Top-ranking ads

Coca-Cola: "Video Game"
Doritos: "Live the Flavor"
Bud Light: "Hitchhiker"

Worst-ranking ads

Emerald Nuts: "Robert Goulet"
Honda: "CRV Crave"
Sprint: "Connectile Dysfunction"

Source: FKF Applied Research

The commercials that did fire up people's neurons were largely playing on human fears and anxieties, according to Freedman. That's a recipe for bad marketing, he said, because people typically filter out such commercials after their first viewing.

"This clearly was the year of the amygdala, the brain's 'threat detector,'" he said.

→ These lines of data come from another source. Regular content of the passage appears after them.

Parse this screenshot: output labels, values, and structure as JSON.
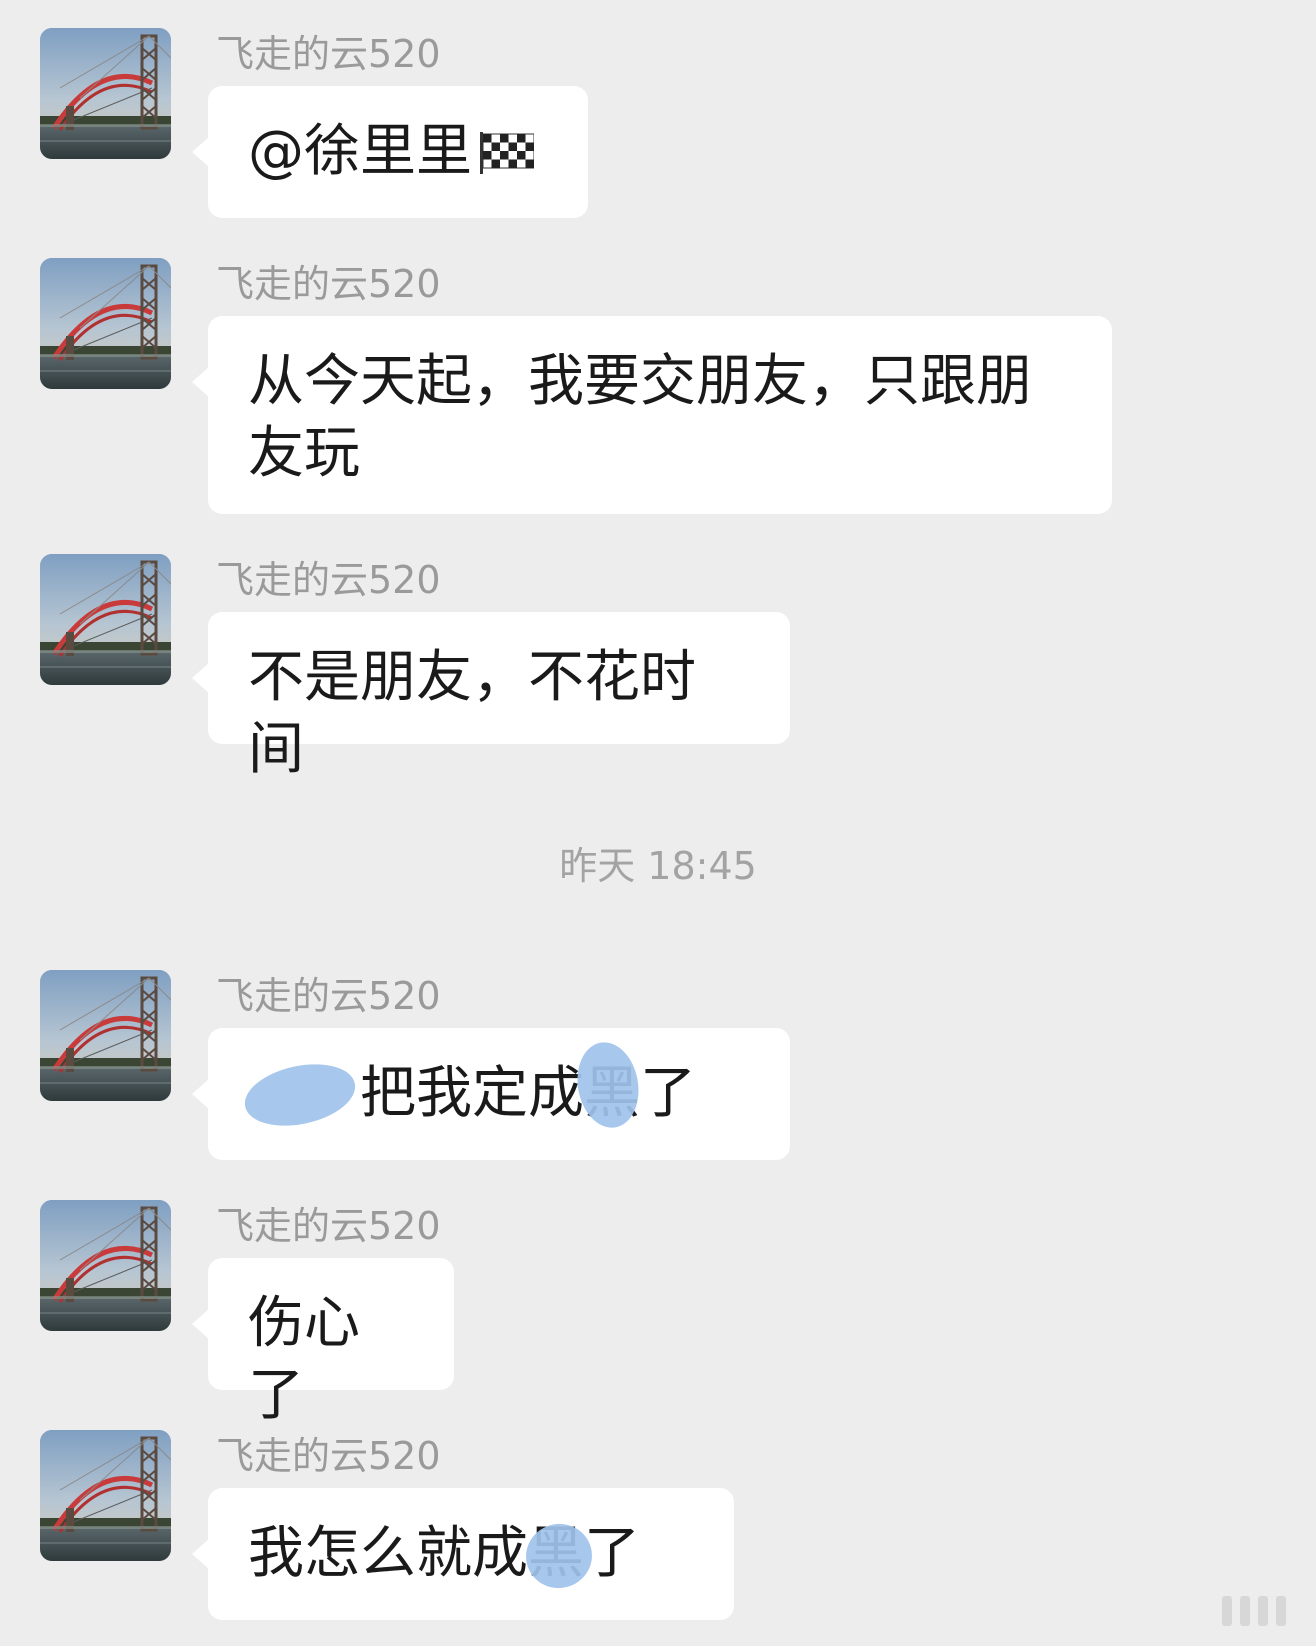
{
  "messages": [
    {
      "sender": "飞走的云520",
      "text": "@徐里里",
      "emoji": "chequered-flag"
    },
    {
      "sender": "飞走的云520",
      "text": "从今天起，我要交朋友，只跟朋友玩"
    },
    {
      "sender": "飞走的云520",
      "text": "不是朋友，不花时间"
    },
    {
      "sender": "飞走的云520",
      "text": "把我定成黑了",
      "redacted": true
    },
    {
      "sender": "飞走的云520",
      "text": "伤心了"
    },
    {
      "sender": "飞走的云520",
      "text": "我怎么就成黑了",
      "redacted": true
    }
  ],
  "timestamp": "昨天 18:45",
  "colors": {
    "background": "#ededed",
    "bubble": "#ffffff",
    "sender_name": "#9a9a9a",
    "redaction": "#9fc2ea"
  }
}
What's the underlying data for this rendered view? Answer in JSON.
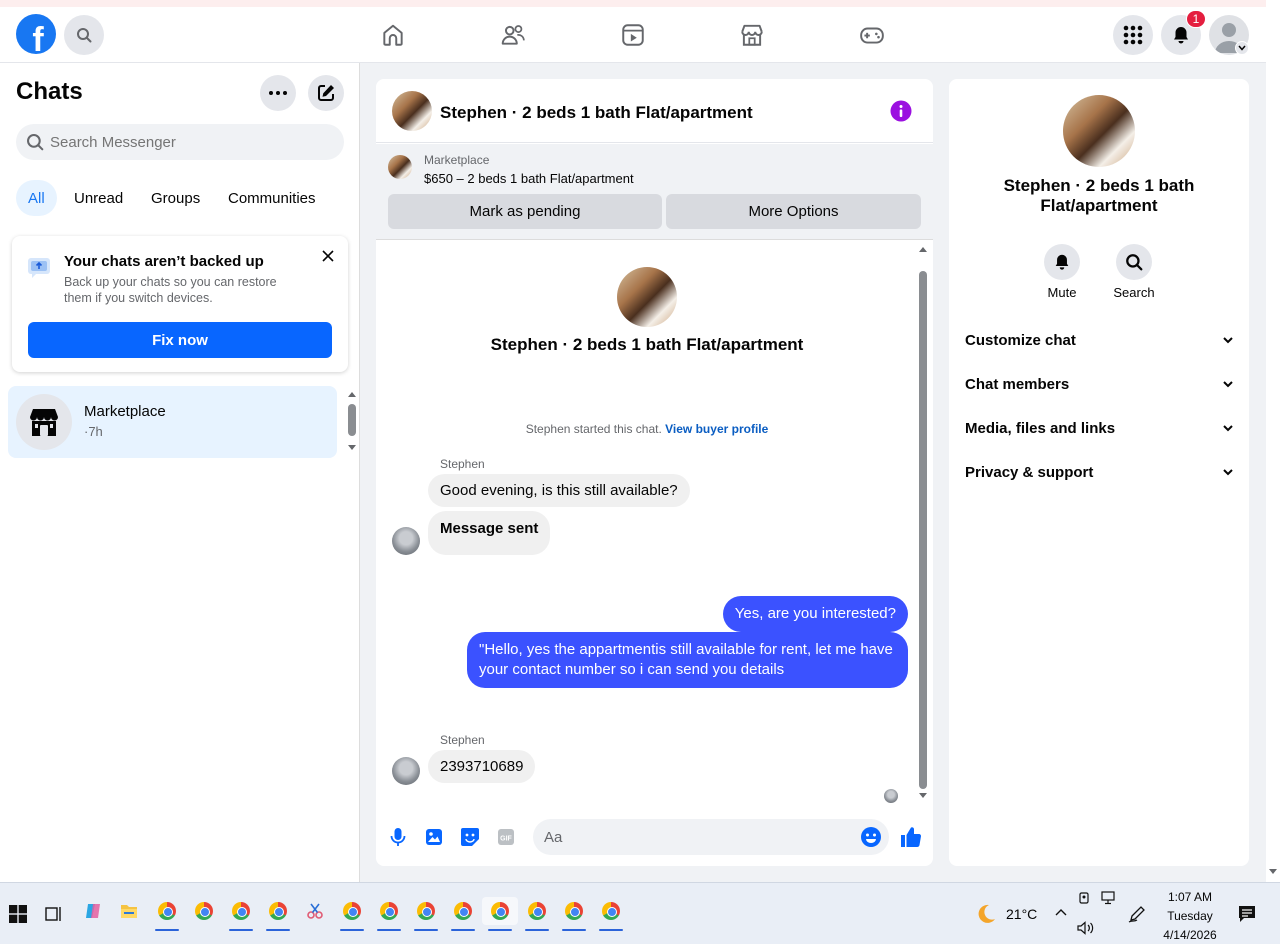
{
  "topnav": {
    "logo": "f",
    "notification_count": "1",
    "icons": [
      "home-icon",
      "friends-icon",
      "video-icon",
      "marketplace-icon",
      "gaming-icon"
    ]
  },
  "sidebar": {
    "title": "Chats",
    "search_placeholder": "Search Messenger",
    "filters": [
      {
        "label": "All",
        "active": true
      },
      {
        "label": "Unread",
        "active": false
      },
      {
        "label": "Groups",
        "active": false
      },
      {
        "label": "Communities",
        "active": false
      }
    ],
    "backup": {
      "title": "Your chats aren’t backed up",
      "body": "Back up your chats so you can restore them if you switch devices.",
      "button": "Fix now"
    },
    "chats": [
      {
        "name": "Marketplace",
        "time": "·7h"
      }
    ]
  },
  "conversation": {
    "title": "Stephen · 2 beds 1 bath Flat/apartment",
    "marketplace": {
      "label": "Marketplace",
      "listing": "$650 – 2 beds 1 bath Flat/apartment",
      "btn_pending": "Mark as pending",
      "btn_more": "More Options"
    },
    "intro_title": "Stephen · 2 beds 1 bath Flat/apartment",
    "started_text": "Stephen started this chat.",
    "buyer_link": "View buyer profile",
    "messages": [
      {
        "sender": "Stephen",
        "text": "Good evening, is this still available?"
      },
      {
        "sender": "",
        "text": "Message sent"
      },
      {
        "sender": "me",
        "text": "Yes, are you interested?"
      },
      {
        "sender": "me",
        "text": "\"Hello, yes the appartmentis still available for rent, let me have your contact number so i can send you details"
      },
      {
        "sender": "Stephen",
        "text": "2393710689"
      }
    ],
    "composer_placeholder": "Aa"
  },
  "info_panel": {
    "title": "Stephen · 2 beds 1 bath Flat/apartment",
    "actions": [
      {
        "label": "Mute"
      },
      {
        "label": "Search"
      }
    ],
    "sections": [
      "Customize chat",
      "Chat members",
      "Media, files and links",
      "Privacy & support"
    ]
  },
  "taskbar": {
    "weather": "21°C",
    "time": "1:07 AM",
    "day": "Tuesday",
    "date": "4/14/2026"
  }
}
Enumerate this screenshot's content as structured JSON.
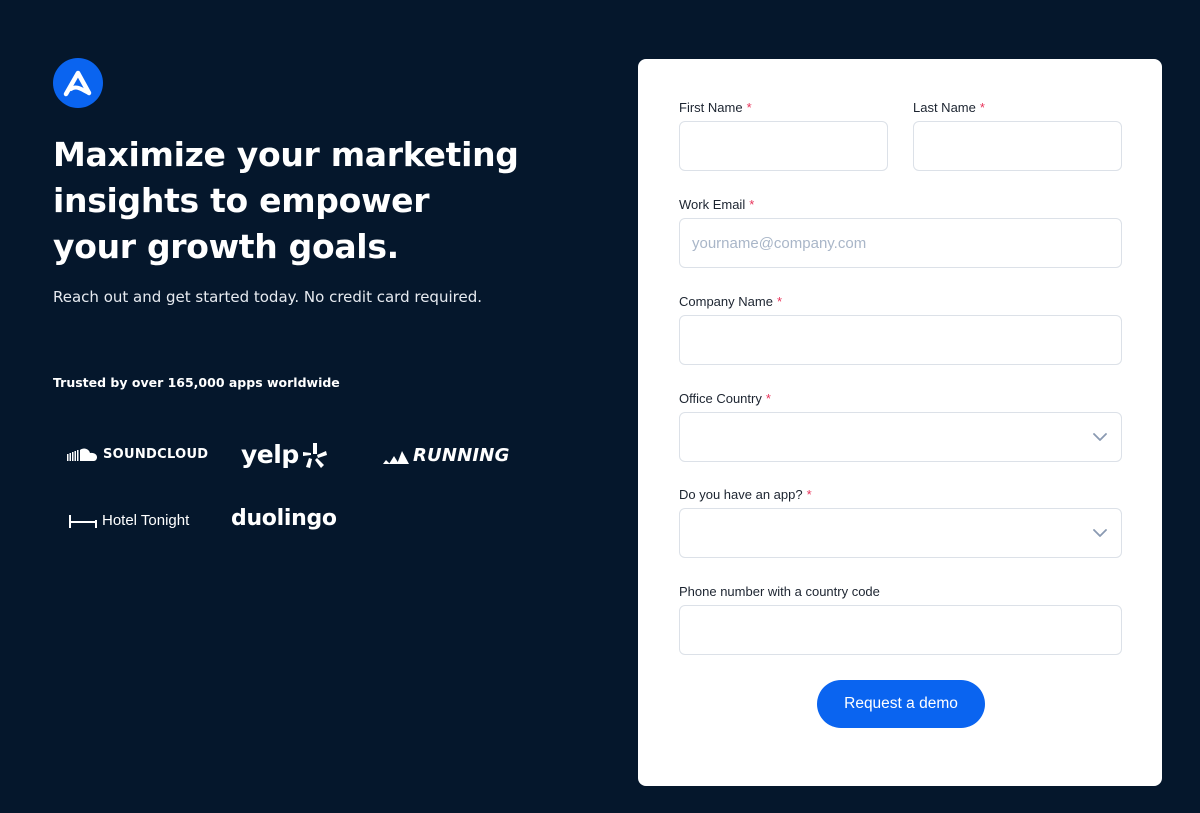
{
  "brand": {
    "accent": "#0A64F0",
    "background": "#05172C"
  },
  "hero": {
    "headline": "Maximize your marketing insights to empower your growth goals.",
    "subline": "Reach out and get started today. No credit card required.",
    "trusted": "Trusted by over 165,000 apps worldwide"
  },
  "logos": {
    "soundcloud": "SOUNDCLOUD",
    "yelp": "yelp",
    "running": "RUNNING",
    "hoteltonight": "Hotel Tonight",
    "duolingo": "duolingo"
  },
  "form": {
    "first_name": {
      "label": "First Name",
      "required": "*",
      "value": ""
    },
    "last_name": {
      "label": "Last Name",
      "required": "*",
      "value": ""
    },
    "work_email": {
      "label": "Work Email",
      "required": "*",
      "placeholder": "yourname@company.com",
      "value": ""
    },
    "company_name": {
      "label": "Company Name",
      "required": "*",
      "value": ""
    },
    "office_country": {
      "label": "Office Country",
      "required": "*",
      "selected": ""
    },
    "has_app": {
      "label": "Do you have an app?",
      "required": "*",
      "selected": ""
    },
    "phone": {
      "label": "Phone number with a country code",
      "value": ""
    },
    "submit_label": "Request a demo"
  }
}
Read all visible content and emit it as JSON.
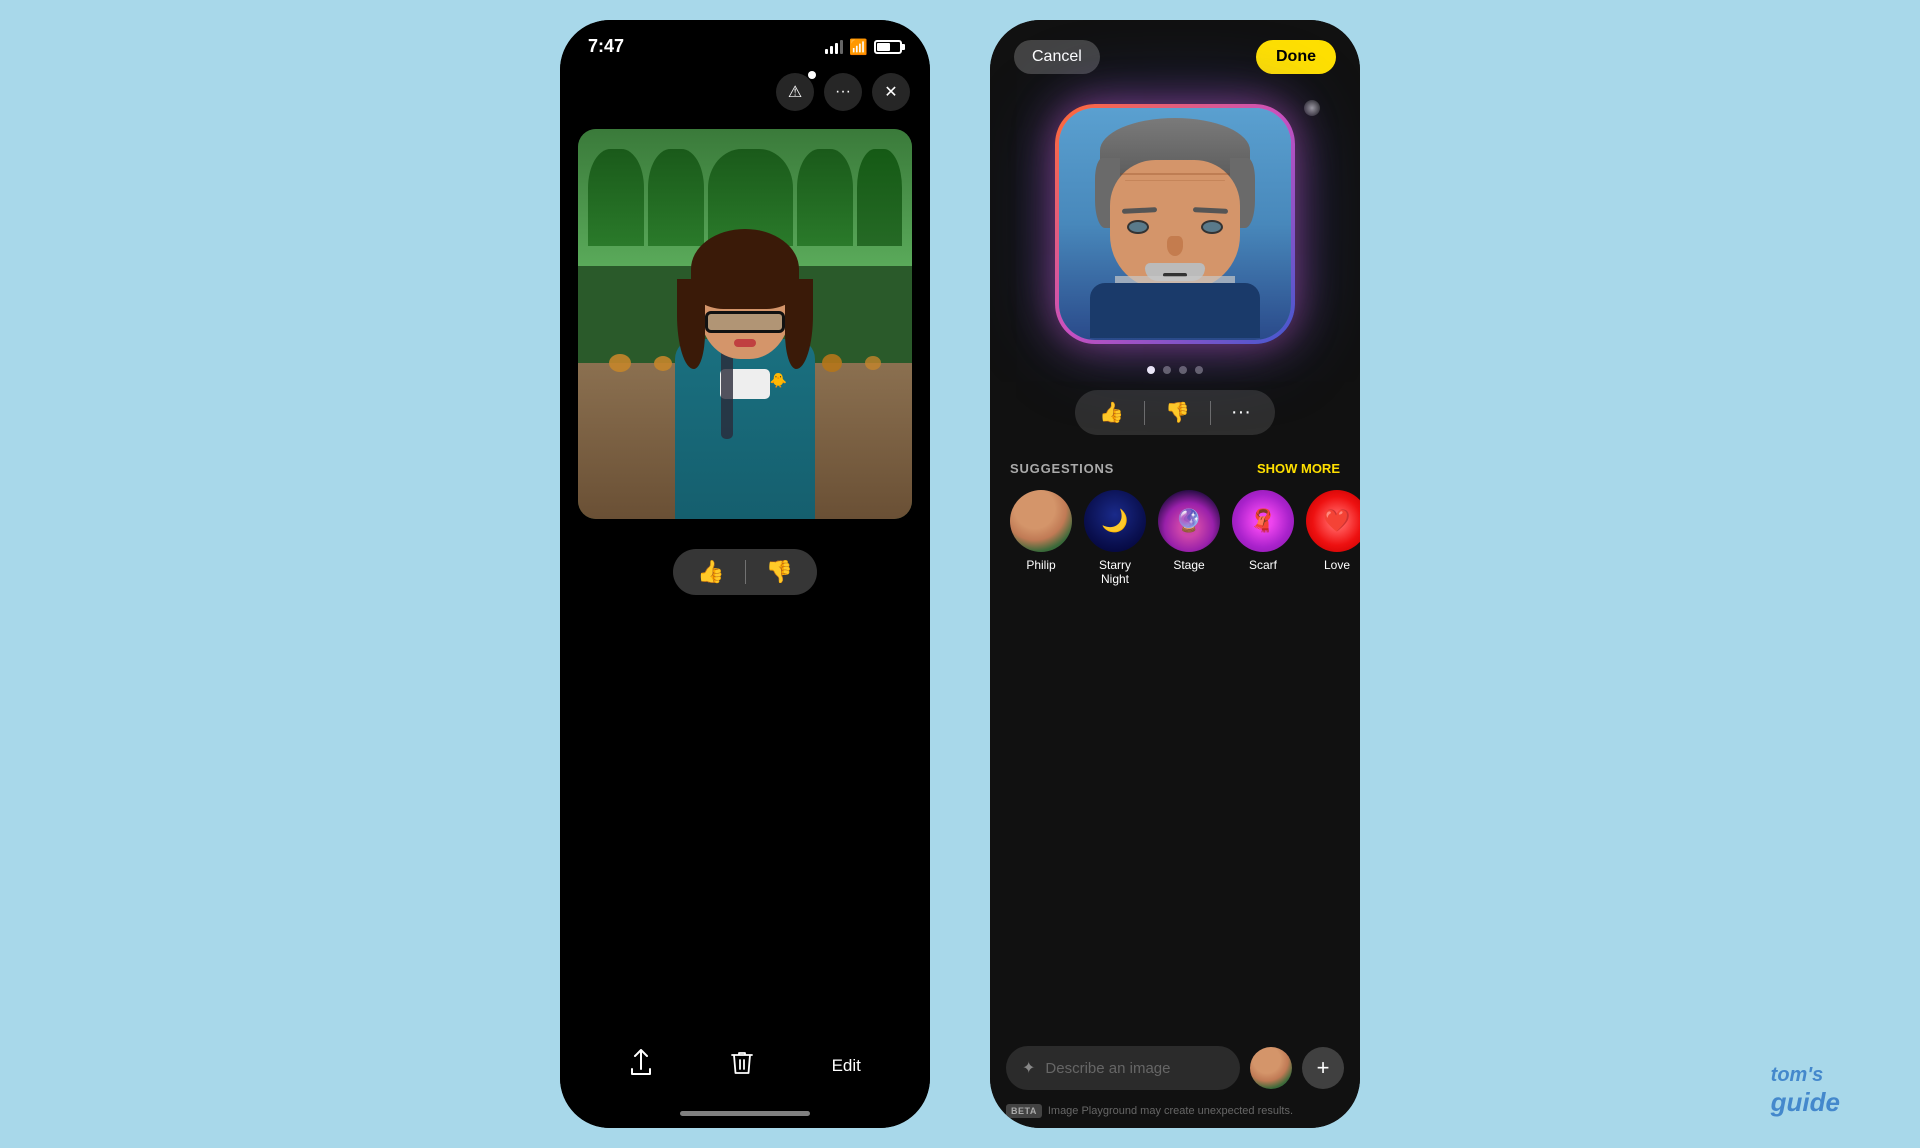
{
  "background": {
    "color": "#a8d8ea"
  },
  "phone1": {
    "status": {
      "time": "7:47"
    },
    "toolbar": {
      "report_label": "!",
      "more_label": "···",
      "close_label": "✕"
    },
    "feedback": {
      "like": "👍",
      "dislike": "👎"
    },
    "bottom": {
      "share": "share-icon",
      "delete": "trash-icon",
      "edit": "Edit"
    }
  },
  "phone2": {
    "header": {
      "cancel": "Cancel",
      "done": "Done"
    },
    "dots": [
      true,
      false,
      false,
      false
    ],
    "actions": {
      "like": "👍",
      "dislike": "👎",
      "more": "···"
    },
    "suggestions": {
      "title": "SUGGESTIONS",
      "show_more": "SHOW MORE",
      "items": [
        {
          "id": "philip",
          "label": "Philip",
          "emoji": "👤"
        },
        {
          "id": "starry-night",
          "label": "Starry Night",
          "emoji": "🌙"
        },
        {
          "id": "stage",
          "label": "Stage",
          "emoji": "🔮"
        },
        {
          "id": "scarf",
          "label": "Scarf",
          "emoji": "🧣"
        },
        {
          "id": "love",
          "label": "Love",
          "emoji": "❤️"
        }
      ]
    },
    "search": {
      "placeholder": "Describe an image"
    },
    "beta": {
      "badge": "BETA",
      "text": "Image Playground may create unexpected results."
    }
  },
  "watermark": {
    "line1": "tom's",
    "line2": "guide"
  }
}
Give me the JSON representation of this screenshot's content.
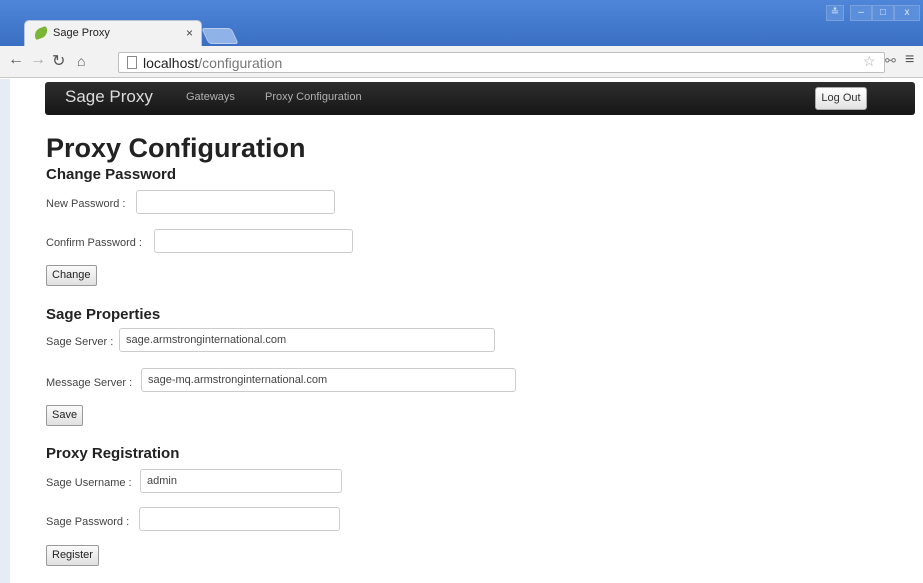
{
  "browser": {
    "tab_title": "Sage Proxy",
    "tab_close": "×",
    "url_host": "localhost",
    "url_path": "/configuration",
    "window_controls": [
      "≛",
      "–",
      "□",
      "x"
    ]
  },
  "navbar": {
    "brand": "Sage Proxy",
    "links": [
      "Gateways",
      "Proxy Configuration"
    ],
    "logout": "Log Out"
  },
  "page_title": "Proxy Configuration",
  "change_password": {
    "heading": "Change Password",
    "new_password_label": "New Password :",
    "new_password_value": "",
    "confirm_password_label": "Confirm Password :",
    "confirm_password_value": "",
    "button": "Change"
  },
  "sage_properties": {
    "heading": "Sage Properties",
    "server_label": "Sage Server :",
    "server_value": "sage.armstronginternational.com",
    "message_server_label": "Message Server :",
    "message_server_value": "sage-mq.armstronginternational.com",
    "button": "Save"
  },
  "proxy_registration": {
    "heading": "Proxy Registration",
    "username_label": "Sage Username :",
    "username_value": "admin",
    "password_label": "Sage Password :",
    "password_value": "",
    "button": "Register"
  },
  "colors": {
    "titlebar": "#3a6fc4",
    "navbar": "#1f1f1f"
  }
}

As a result, the big losers were ads like GM's "Robot," which shows a carmaking robot that becomes depressed when it loses its factory job. Another low scorer was Sprint's "Connectile Dysfunction"--a play on erectile dysfunction ads, but for broadband.

The worst commercial, according to FKF, was Emerald Nuts' commercial, which shows entertainer Robert Goulet messing with office workers' stuff while they're asleep.

So if these commercials spark anxiety so well, why aren't they more successful? Freedman said that the brain works in a modular fashion, and a person can be like the CEO of many little brains, weighing various responses in the background like, "Does this make me feel safe? Is this something I want? Will this make me more desirable?" In general, when people are anxious, they will push away whatever is making them feel that way.

In the positive column, FKF found that Doritos' "Live the Flavor" commercial ran neck and neck with Coca-Cola. Doritos' 30-second spot depicted two people--a guy in a car and a girl on the street (each with a bag of Doritos)--who become instantly smitten and then fumble around until they meet.

There's something to be said for chemistry.